# Task directions:
Please restate the entries below word for word, leaving out any pictures.

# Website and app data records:
•••••

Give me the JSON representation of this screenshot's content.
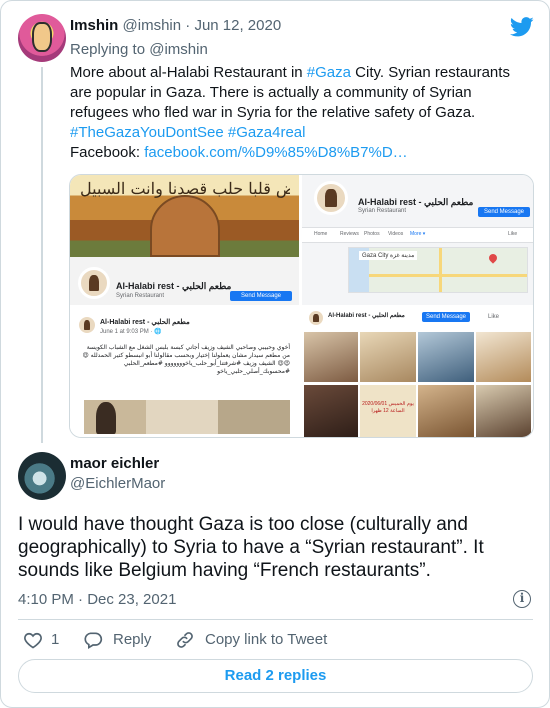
{
  "tweet": {
    "author_name": "Imshin",
    "author_handle": "@imshin",
    "separator": "·",
    "date": "Jun 12, 2020",
    "replying_to": "Replying to @imshin",
    "text_1": "More about al-Halabi Restaurant in ",
    "hashtag_gaza": "#Gaza",
    "text_2": " City. Syrian restaurants are popular in Gaza. There is actually a community of Syrian refugees who fled war in Syria for the relative safety of Gaza.",
    "hashtag_1": "#TheGazaYouDontSee",
    "hashtag_2": "#Gaza4real",
    "facebook_label": "Facebook: ",
    "facebook_link": "facebook.com/%D9%85%D8%B7%D…",
    "media": {
      "cover_script": "حبيت الروض قلبا حلب قصدنا وانت السبيل",
      "page_name": "Al-Halabi rest - مطعم الحلبي",
      "page_category": "Syrian Restaurant",
      "send_message": "Send Message",
      "nav_items": [
        "Home",
        "Reviews",
        "Photos",
        "Videos",
        "More ▾"
      ],
      "like": "Like",
      "map_label": "Gaza City مدينة غزة",
      "post_author": "Al-Halabi rest - مطعم الحلبي",
      "post_time": "June 1 at 9:03 PM · 🌐",
      "post_text": "أخوي وحبيبي وصاحبي الشيف وزيف أجاني كبسة بلبس الشغل مع الشباب الكويسة من مطعم سيدار مشان يعملولنا إختيار وبحسب مقالولنا أبو انبسطو كتير الحمدلله 😍😍😍 الشيف وزيف #شرفتنا_أبو_حلب_ياخووووووو #مطعم_الحلبي #محسوبك_أصلي_حلبي_ياخو",
      "photos_sign": "يوم الخميس 2020/06/01 الساعة 12 ظهرا"
    }
  },
  "reply": {
    "author_name": "maor eichler",
    "author_handle": "@EichlerMaor",
    "text": "I would have thought Gaza is too close (culturally and geographically) to Syria to have a “Syrian restaurant”. It sounds like Belgium having “French restaurants”.",
    "timestamp": "4:10 PM · Dec 23, 2021"
  },
  "actions": {
    "like_count": "1",
    "reply_label": "Reply",
    "copy_link_label": "Copy link to Tweet",
    "read_replies": "Read 2 replies"
  },
  "colors": {
    "accent": "#1d9bf0",
    "text_primary": "#0f1419",
    "text_muted": "#536471",
    "border": "#cfd9de",
    "facebook_blue": "#1877f2"
  },
  "icons": [
    "twitter-bird-icon",
    "info-icon",
    "heart-icon",
    "reply-bubble-icon",
    "link-icon"
  ]
}
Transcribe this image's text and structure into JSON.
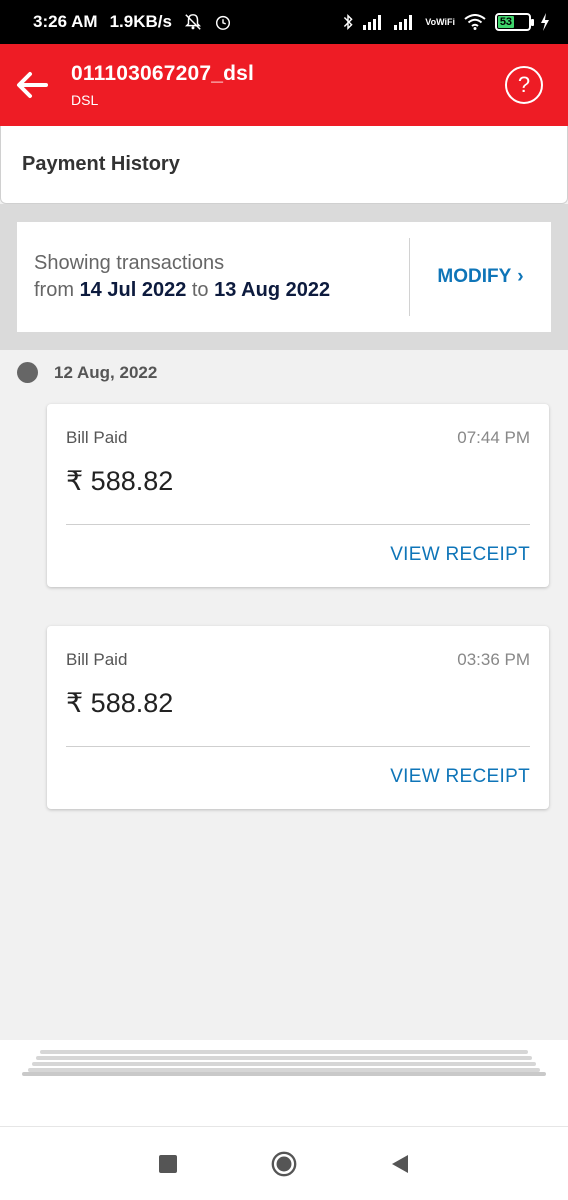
{
  "status_bar": {
    "time": "3:26 AM",
    "net_speed": "1.9KB/s",
    "vowifi_top": "Vo",
    "vowifi_bottom": "WiFi",
    "battery": "53",
    "icons": [
      "bell-off-icon",
      "alarm-icon",
      "bluetooth-icon",
      "signal-icon",
      "signal-icon",
      "vowifi-icon",
      "wifi-icon",
      "battery-icon",
      "charging-icon"
    ]
  },
  "app_bar": {
    "title": "011103067207_dsl",
    "subtitle": "DSL",
    "help": "?",
    "color": "#ee1c25"
  },
  "page": {
    "title": "Payment History"
  },
  "range": {
    "line1": "Showing transactions",
    "from_word": "from",
    "from_date": "14 Jul 2022",
    "to_word": "to",
    "to_date": "13 Aug 2022",
    "modify_label": "MODIFY",
    "modify_chevron": "›"
  },
  "timeline": {
    "date": "12 Aug, 2022",
    "transactions": [
      {
        "type": "Bill Paid",
        "time": "07:44 PM",
        "amount": "₹ 588.82",
        "action": "VIEW RECEIPT"
      },
      {
        "type": "Bill Paid",
        "time": "03:36 PM",
        "amount": "₹ 588.82",
        "action": "VIEW RECEIPT"
      }
    ]
  },
  "colors": {
    "accent_blue": "#0f75b8",
    "date_navy": "#0d1b3e"
  }
}
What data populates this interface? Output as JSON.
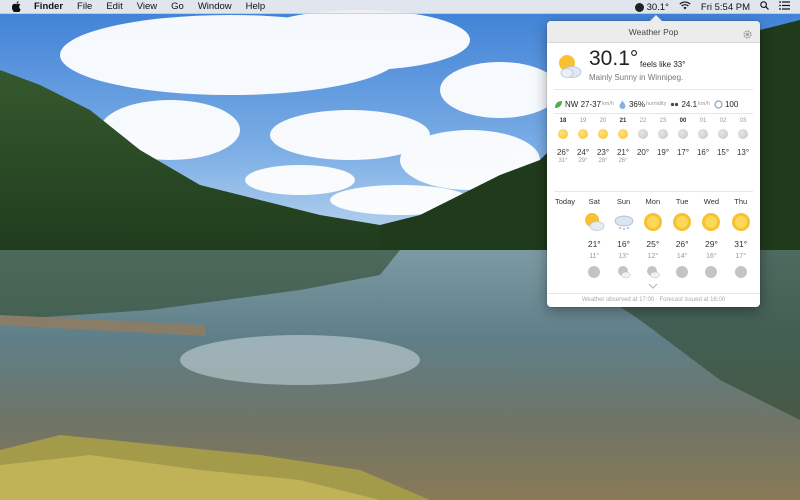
{
  "menubar": {
    "app_name": "Finder",
    "menus": [
      "File",
      "Edit",
      "View",
      "Go",
      "Window",
      "Help"
    ],
    "status_temp": "30.1°",
    "clock": "Fri 5:54 PM",
    "icons": [
      "apple-icon",
      "wifi-icon",
      "spotlight-search-icon",
      "notification-center-icon"
    ]
  },
  "popover": {
    "title": "Weather Pop",
    "current": {
      "temp": "30.1°",
      "feels": "feels like 33°",
      "description": "Mainly Sunny in Winnipeg."
    },
    "conditions": {
      "wind_dir": "NW",
      "wind_speed": "27-37",
      "wind_unit": "km/h",
      "humidity": "36%",
      "humidity_label": "humidity",
      "visibility": "24.1",
      "visibility_unit": "km/h",
      "pressure": "100"
    },
    "hourly": [
      {
        "hour": "18",
        "bold": true,
        "icon": "sun",
        "temp": "26°",
        "feels": "31°"
      },
      {
        "hour": "19",
        "bold": false,
        "icon": "sun",
        "temp": "24°",
        "feels": "29°"
      },
      {
        "hour": "20",
        "bold": false,
        "icon": "sun",
        "temp": "23°",
        "feels": "28°"
      },
      {
        "hour": "21",
        "bold": true,
        "icon": "sun",
        "temp": "21°",
        "feels": "26°"
      },
      {
        "hour": "22",
        "bold": false,
        "icon": "moon",
        "temp": "20°",
        "feels": ""
      },
      {
        "hour": "23",
        "bold": false,
        "icon": "moon",
        "temp": "19°",
        "feels": ""
      },
      {
        "hour": "00",
        "bold": true,
        "icon": "moon",
        "temp": "17°",
        "feels": ""
      },
      {
        "hour": "01",
        "bold": false,
        "icon": "moon",
        "temp": "16°",
        "feels": ""
      },
      {
        "hour": "02",
        "bold": false,
        "icon": "moon",
        "temp": "15°",
        "feels": ""
      },
      {
        "hour": "03",
        "bold": false,
        "icon": "moon",
        "temp": "13°",
        "feels": ""
      }
    ],
    "daily": [
      {
        "day": "Today",
        "icon": "none",
        "hi": "",
        "lo": "",
        "night_icon": "none"
      },
      {
        "day": "Sat",
        "icon": "sun-cloud",
        "hi": "21°",
        "lo": "11°",
        "night_icon": "moon"
      },
      {
        "day": "Sun",
        "icon": "cloud-snow",
        "hi": "16°",
        "lo": "13°",
        "night_icon": "moon-cloud"
      },
      {
        "day": "Mon",
        "icon": "sun",
        "hi": "25°",
        "lo": "12°",
        "night_icon": "moon-cloud"
      },
      {
        "day": "Tue",
        "icon": "sun",
        "hi": "26°",
        "lo": "14°",
        "night_icon": "moon"
      },
      {
        "day": "Wed",
        "icon": "sun",
        "hi": "29°",
        "lo": "16°",
        "night_icon": "moon"
      },
      {
        "day": "Thu",
        "icon": "sun",
        "hi": "31°",
        "lo": "17°",
        "night_icon": "moon"
      }
    ],
    "footer": "Weather observed at 17:00 · Forecast issued at 16:00",
    "colors": {
      "sun": "#f6c232",
      "moon": "#c4c4c4",
      "header": "#ececec"
    }
  }
}
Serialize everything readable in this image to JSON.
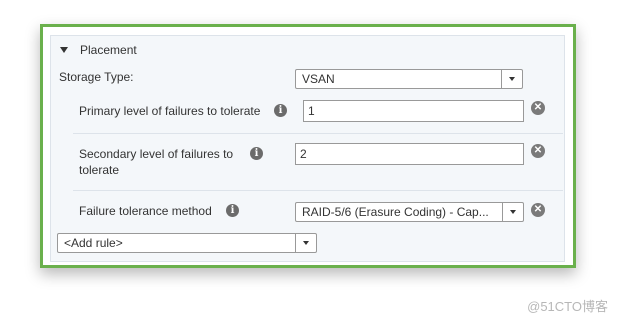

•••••

# Written response:
Give me the JSON representation of this screenshot's content.
{
  "tweet": {
    "author_name": "Imshin",
    "author_handle": "@imshin",
    "separator": "·",
    "date": "Jun 12, 2020",
    "replying_to": "Replying to @imshin",
    "text_1": "More about al-Halabi Restaurant in ",
    "hashtag_gaza": "#Gaza",
    "text_2": " City. Syrian restaurants are popular in Gaza. There is actually a community of Syrian refugees who fled war in Syria for the relative safety of Gaza.",
    "hashtag_1": "#TheGazaYouDontSee",
    "hashtag_2": "#Gaza4real",
    "facebook_label": "Facebook: ",
    "facebook_link": "facebook.com/%D9%85%D8%B7%D…",
    "media": {
      "cover_script": "حبيت الروض قلبا حلب قصدنا وانت السبيل",
      "page_name": "Al-Halabi rest - مطعم الحلبي",
      "page_category": "Syrian Restaurant",
      "send_message": "Send Message",
      "nav_items": [
        "Home",
        "Reviews",
        "Photos",
        "Videos",
        "More ▾"
      ],
      "like": "Like",
      "map_label": "Gaza City مدينة غزة",
      "post_author": "Al-Halabi rest - مطعم الحلبي",
      "post_time": "June 1 at 9:03 PM · 🌐",
      "post_text": "أخوي وحبيبي وصاحبي الشيف وزيف أجاني كبسة بلبس الشغل مع الشباب الكويسة من مطعم سيدار مشان يعملولنا إختيار وبحسب مقالولنا أبو انبسطو كتير الحمدلله 😍😍😍 الشيف وزيف #شرفتنا_أبو_حلب_ياخووووووو #مطعم_الحلبي #محسوبك_أصلي_حلبي_ياخو",
      "photos_sign": "يوم الخميس 2020/06/01 الساعة 12 ظهرا"
    }
  },
  "reply": {
    "author_name": "maor eichler",
    "author_handle": "@EichlerMaor",
    "text": "I would have thought Gaza is too close (culturally and geographically) to Syria to have a “Syrian restaurant”. It sounds like Belgium having “French restaurants”.",
    "timestamp": "4:10 PM · Dec 23, 2021"
  },
  "actions": {
    "like_count": "1",
    "reply_label": "Reply",
    "copy_link_label": "Copy link to Tweet",
    "read_replies": "Read 2 replies"
  },
  "colors": {
    "accent": "#1d9bf0",
    "text_primary": "#0f1419",
    "text_muted": "#536471",
    "border": "#cfd9de",
    "facebook_blue": "#1877f2"
  },
  "icons": [
    "twitter-bird-icon",
    "info-icon",
    "heart-icon",
    "reply-bubble-icon",
    "link-icon"
  ]
}
Transcribe this image's text and structure into JSON.
{
  "status_bar": {
    "time": "3:26 AM",
    "net_speed": "1.9KB/s",
    "vowifi_top": "Vo",
    "vowifi_bottom": "WiFi",
    "battery": "53",
    "icons": [
      "bell-off-icon",
      "alarm-icon",
      "bluetooth-icon",
      "signal-icon",
      "signal-icon",
      "vowifi-icon",
      "wifi-icon",
      "battery-icon",
      "charging-icon"
    ]
  },
  "app_bar": {
    "title": "011103067207_dsl",
    "subtitle": "DSL",
    "help": "?",
    "color": "#ee1c25"
  },
  "page": {
    "title": "Payment History"
  },
  "range": {
    "line1": "Showing transactions",
    "from_word": "from",
    "from_date": "14 Jul 2022",
    "to_word": "to",
    "to_date": "13 Aug 2022",
    "modify_label": "MODIFY",
    "modify_chevron": "›"
  },
  "timeline": {
    "date": "12 Aug, 2022",
    "transactions": [
      {
        "type": "Bill Paid",
        "time": "07:44 PM",
        "amount": "₹ 588.82",
        "action": "VIEW RECEIPT"
      },
      {
        "type": "Bill Paid",
        "time": "03:36 PM",
        "amount": "₹ 588.82",
        "action": "VIEW RECEIPT"
      }
    ]
  },
  "colors": {
    "accent_blue": "#0f75b8",
    "date_navy": "#0d1b3e"
  }
}
What data populates this interface? Output as JSON.
{
  "menubar": {
    "app_name": "Finder",
    "menus": [
      "File",
      "Edit",
      "View",
      "Go",
      "Window",
      "Help"
    ],
    "status_temp": "30.1°",
    "clock": "Fri 5:54 PM",
    "icons": [
      "apple-icon",
      "wifi-icon",
      "spotlight-search-icon",
      "notification-center-icon"
    ]
  },
  "popover": {
    "title": "Weather Pop",
    "current": {
      "temp": "30.1°",
      "feels": "feels like 33°",
      "description": "Mainly Sunny in Winnipeg."
    },
    "conditions": {
      "wind_dir": "NW",
      "wind_speed": "27-37",
      "wind_unit": "km/h",
      "humidity": "36%",
      "humidity_label": "humidity",
      "visibility": "24.1",
      "visibility_unit": "km/h",
      "pressure": "100"
    },
    "hourly": [
      {
        "hour": "18",
        "bold": true,
        "icon": "sun",
        "temp": "26°",
        "feels": "31°"
      },
      {
        "hour": "19",
        "bold": false,
        "icon": "sun",
        "temp": "24°",
        "feels": "29°"
      },
      {
        "hour": "20",
        "bold": false,
        "icon": "sun",
        "temp": "23°",
        "feels": "28°"
      },
      {
        "hour": "21",
        "bold": true,
        "icon": "sun",
        "temp": "21°",
        "feels": "26°"
      },
      {
        "hour": "22",
        "bold": false,
        "icon": "moon",
        "temp": "20°",
        "feels": ""
      },
      {
        "hour": "23",
        "bold": false,
        "icon": "moon",
        "temp": "19°",
        "feels": ""
      },
      {
        "hour": "00",
        "bold": true,
        "icon": "moon",
        "temp": "17°",
        "feels": ""
      },
      {
        "hour": "01",
        "bold": false,
        "icon": "moon",
        "temp": "16°",
        "feels": ""
      },
      {
        "hour": "02",
        "bold": false,
        "icon": "moon",
        "temp": "15°",
        "feels": ""
      },
      {
        "hour": "03",
        "bold": false,
        "icon": "moon",
        "temp": "13°",
        "feels": ""
      }
    ],
    "daily": [
      {
        "day": "Today",
        "icon": "none",
        "hi": "",
        "lo": "",
        "night_icon": "none"
      },
      {
        "day": "Sat",
        "icon": "sun-cloud",
        "hi": "21°",
        "lo": "11°",
        "night_icon": "moon"
      },
      {
        "day": "Sun",
        "icon": "cloud-snow",
        "hi": "16°",
        "lo": "13°",
        "night_icon": "moon-cloud"
      },
      {
        "day": "Mon",
        "icon": "sun",
        "hi": "25°",
        "lo": "12°",
        "night_icon": "moon-cloud"
      },
      {
        "day": "Tue",
        "icon": "sun",
        "hi": "26°",
        "lo": "14°",
        "night_icon": "moon"
      },
      {
        "day": "Wed",
        "icon": "sun",
        "hi": "29°",
        "lo": "16°",
        "night_icon": "moon"
      },
      {
        "day": "Thu",
        "icon": "sun",
        "hi": "31°",
        "lo": "17°",
        "night_icon": "moon"
      }
    ],
    "footer": "Weather observed at 17:00 · Forecast issued at 16:00",
    "colors": {
      "sun": "#f6c232",
      "moon": "#c4c4c4",
      "header": "#ececec"
    }
  }
}
Serialize everything readable in this image to JSON.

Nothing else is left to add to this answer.